The Clinton campaign senses a rare opportunity to block Mr. Trump’s narrow path to victory by making inroads with a core part of the church: white Catholics, a prized group of voters that has defied predictions this year.
By Kevin Kilbane, Fort Wayne News-Sentinel
The Catholic Diocese of Fort Wayne-South Bend will launch its Prophetic Voting campaign with a prayer vigil and voter canvassing … After the prayer vigil, people attending will go door-to-door in neighborhoods around the church to encourage people to vote their conscience and to hold elected officials accountable after they take office,
By Lauren Markoe, Religion News Service
World Relief, a Christian humanitarian group, resettled twice as many refugees to the U.S. in September as it had in August, an increase that foretells a more robust resettlement pace for the nation in general.
By Lauren Markoe, Religion News Service
A flood of anti-Jewish hate speech targeting Jewish journalists on Twitter rose with the political fortunes of GOP presidential nominee Donald Trump. A report released Wednesday (Oct. 19) by the Anti-Defamation League does not directly indict Trump for this upswing in anti-Semitism. But it explicitly connects some of his supporters to the hate speech.
By Rick Montgomery, Kansas City Star
It started with pea gravel.
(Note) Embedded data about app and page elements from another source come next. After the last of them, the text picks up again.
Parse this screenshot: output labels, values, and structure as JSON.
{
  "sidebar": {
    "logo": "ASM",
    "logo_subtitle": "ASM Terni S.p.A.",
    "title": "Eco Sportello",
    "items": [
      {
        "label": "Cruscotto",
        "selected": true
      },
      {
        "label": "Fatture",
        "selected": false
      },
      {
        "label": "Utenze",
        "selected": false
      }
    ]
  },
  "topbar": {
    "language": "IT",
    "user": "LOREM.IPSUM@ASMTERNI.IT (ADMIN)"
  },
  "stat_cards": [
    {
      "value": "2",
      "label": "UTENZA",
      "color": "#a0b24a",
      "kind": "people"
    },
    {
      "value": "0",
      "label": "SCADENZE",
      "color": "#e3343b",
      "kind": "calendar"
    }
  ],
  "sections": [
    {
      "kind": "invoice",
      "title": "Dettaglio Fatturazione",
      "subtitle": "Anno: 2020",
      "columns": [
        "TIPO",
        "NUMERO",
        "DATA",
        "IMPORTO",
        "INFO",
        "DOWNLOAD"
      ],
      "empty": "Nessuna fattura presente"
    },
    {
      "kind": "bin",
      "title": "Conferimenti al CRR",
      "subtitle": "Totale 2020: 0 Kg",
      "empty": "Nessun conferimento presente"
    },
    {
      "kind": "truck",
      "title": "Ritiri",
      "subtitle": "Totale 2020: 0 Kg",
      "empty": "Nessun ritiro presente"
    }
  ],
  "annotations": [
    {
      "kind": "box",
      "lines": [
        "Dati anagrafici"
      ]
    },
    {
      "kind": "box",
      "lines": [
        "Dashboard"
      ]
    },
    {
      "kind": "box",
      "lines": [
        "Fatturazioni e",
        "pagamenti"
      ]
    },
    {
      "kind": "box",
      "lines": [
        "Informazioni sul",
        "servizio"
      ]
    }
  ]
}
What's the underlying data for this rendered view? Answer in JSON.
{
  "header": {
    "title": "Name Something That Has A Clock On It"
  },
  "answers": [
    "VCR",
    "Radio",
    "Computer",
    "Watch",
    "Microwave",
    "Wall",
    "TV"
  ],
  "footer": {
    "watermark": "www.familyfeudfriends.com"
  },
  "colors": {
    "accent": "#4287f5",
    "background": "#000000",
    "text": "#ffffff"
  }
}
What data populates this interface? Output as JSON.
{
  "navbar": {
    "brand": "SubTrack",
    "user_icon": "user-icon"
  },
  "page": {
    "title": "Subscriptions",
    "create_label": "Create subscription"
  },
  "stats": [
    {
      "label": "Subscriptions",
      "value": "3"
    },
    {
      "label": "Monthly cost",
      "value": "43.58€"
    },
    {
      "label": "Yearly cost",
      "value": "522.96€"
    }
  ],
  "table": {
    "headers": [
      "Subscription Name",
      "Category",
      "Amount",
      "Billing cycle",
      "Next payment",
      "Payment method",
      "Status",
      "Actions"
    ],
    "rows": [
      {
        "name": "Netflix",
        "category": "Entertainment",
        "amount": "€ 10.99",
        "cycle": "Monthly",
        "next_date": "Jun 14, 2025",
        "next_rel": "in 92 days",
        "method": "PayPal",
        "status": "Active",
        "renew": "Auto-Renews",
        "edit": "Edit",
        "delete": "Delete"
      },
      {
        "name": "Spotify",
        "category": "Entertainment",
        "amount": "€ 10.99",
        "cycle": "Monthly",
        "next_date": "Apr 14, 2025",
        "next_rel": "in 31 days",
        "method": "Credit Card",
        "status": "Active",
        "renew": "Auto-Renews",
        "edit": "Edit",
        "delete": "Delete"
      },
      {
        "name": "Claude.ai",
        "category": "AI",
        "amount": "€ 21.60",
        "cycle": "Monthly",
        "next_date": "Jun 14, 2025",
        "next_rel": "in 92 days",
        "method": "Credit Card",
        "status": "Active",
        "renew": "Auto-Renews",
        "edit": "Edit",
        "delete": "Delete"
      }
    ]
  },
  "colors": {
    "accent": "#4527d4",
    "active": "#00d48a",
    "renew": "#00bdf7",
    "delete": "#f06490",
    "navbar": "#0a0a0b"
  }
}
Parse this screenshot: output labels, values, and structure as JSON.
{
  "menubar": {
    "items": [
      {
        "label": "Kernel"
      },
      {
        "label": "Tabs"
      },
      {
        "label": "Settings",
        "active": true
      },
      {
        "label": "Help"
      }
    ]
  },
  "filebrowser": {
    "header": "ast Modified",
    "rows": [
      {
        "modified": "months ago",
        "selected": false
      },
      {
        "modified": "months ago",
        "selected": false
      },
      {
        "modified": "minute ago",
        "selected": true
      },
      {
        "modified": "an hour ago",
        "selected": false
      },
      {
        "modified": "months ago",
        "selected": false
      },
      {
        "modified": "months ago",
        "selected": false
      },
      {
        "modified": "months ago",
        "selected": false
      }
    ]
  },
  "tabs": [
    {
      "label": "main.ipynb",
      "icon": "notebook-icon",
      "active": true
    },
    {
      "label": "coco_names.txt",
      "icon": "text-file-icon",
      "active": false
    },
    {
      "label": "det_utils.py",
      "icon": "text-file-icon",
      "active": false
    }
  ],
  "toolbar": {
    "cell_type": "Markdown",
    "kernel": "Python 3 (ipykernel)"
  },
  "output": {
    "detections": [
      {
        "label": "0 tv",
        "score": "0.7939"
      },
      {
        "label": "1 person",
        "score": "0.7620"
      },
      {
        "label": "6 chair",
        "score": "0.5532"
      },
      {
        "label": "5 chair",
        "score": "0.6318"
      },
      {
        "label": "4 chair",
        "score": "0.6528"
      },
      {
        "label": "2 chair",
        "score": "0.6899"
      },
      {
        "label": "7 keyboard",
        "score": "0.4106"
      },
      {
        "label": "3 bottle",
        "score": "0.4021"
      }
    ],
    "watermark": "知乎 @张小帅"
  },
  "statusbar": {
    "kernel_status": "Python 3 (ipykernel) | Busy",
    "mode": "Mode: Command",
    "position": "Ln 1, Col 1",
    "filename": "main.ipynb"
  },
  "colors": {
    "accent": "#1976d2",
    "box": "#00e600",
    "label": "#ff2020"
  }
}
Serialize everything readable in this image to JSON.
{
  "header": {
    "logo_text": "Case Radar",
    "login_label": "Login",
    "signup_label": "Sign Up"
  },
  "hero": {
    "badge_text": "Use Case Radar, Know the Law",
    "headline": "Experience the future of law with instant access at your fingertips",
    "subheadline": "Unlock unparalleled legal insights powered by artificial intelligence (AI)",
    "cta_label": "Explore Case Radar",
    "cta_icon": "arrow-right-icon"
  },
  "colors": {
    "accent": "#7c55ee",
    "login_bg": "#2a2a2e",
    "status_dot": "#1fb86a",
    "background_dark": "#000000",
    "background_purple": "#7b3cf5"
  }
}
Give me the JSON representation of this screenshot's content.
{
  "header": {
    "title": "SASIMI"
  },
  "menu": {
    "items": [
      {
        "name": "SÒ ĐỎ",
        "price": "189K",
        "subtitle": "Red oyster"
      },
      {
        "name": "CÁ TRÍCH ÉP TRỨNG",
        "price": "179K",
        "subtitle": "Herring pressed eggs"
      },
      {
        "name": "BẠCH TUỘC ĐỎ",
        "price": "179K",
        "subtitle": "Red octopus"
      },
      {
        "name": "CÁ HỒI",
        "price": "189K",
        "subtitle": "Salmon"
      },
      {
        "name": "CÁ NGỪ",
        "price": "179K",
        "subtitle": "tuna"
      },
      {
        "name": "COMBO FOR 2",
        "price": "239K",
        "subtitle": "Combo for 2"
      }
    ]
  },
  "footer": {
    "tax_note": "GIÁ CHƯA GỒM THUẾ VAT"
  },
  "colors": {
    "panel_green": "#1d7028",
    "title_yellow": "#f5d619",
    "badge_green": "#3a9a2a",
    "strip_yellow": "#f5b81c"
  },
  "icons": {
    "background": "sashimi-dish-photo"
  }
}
Now it’s a lawsuit that the U.S. Supreme Court will hear to decide crucial questions about religion and government. A Lutheran church in Columbia has challenged a Missouri decision denying a grant to its preschool, which sought to replace the gravel on its playground with softer, safer material.
Watch Faith in Public Life Action CEO Rev. Jennifer Butler discuss Christian voters and the 2016 election.
Deep Dive of the Week
By Carolyn Davis, Lauren Kokum, Claire Markham, Center for American Progress
North Carolina is a state rich with diversity. Its motto, “Esse quam videri”—to be, rather than to seem—challenges its residents to act, not just speak, to uphold the state’s values. The state’s diversity must be protected and nourished to ensure progressive values and maintain a true democracy. When the rights of lesbian, gay, bisexual, and transgender, or LGBT, people; women; and religious minorities are threatened—as they have been in North Carolina—the state is falling short on its commitment to its residents and its own values.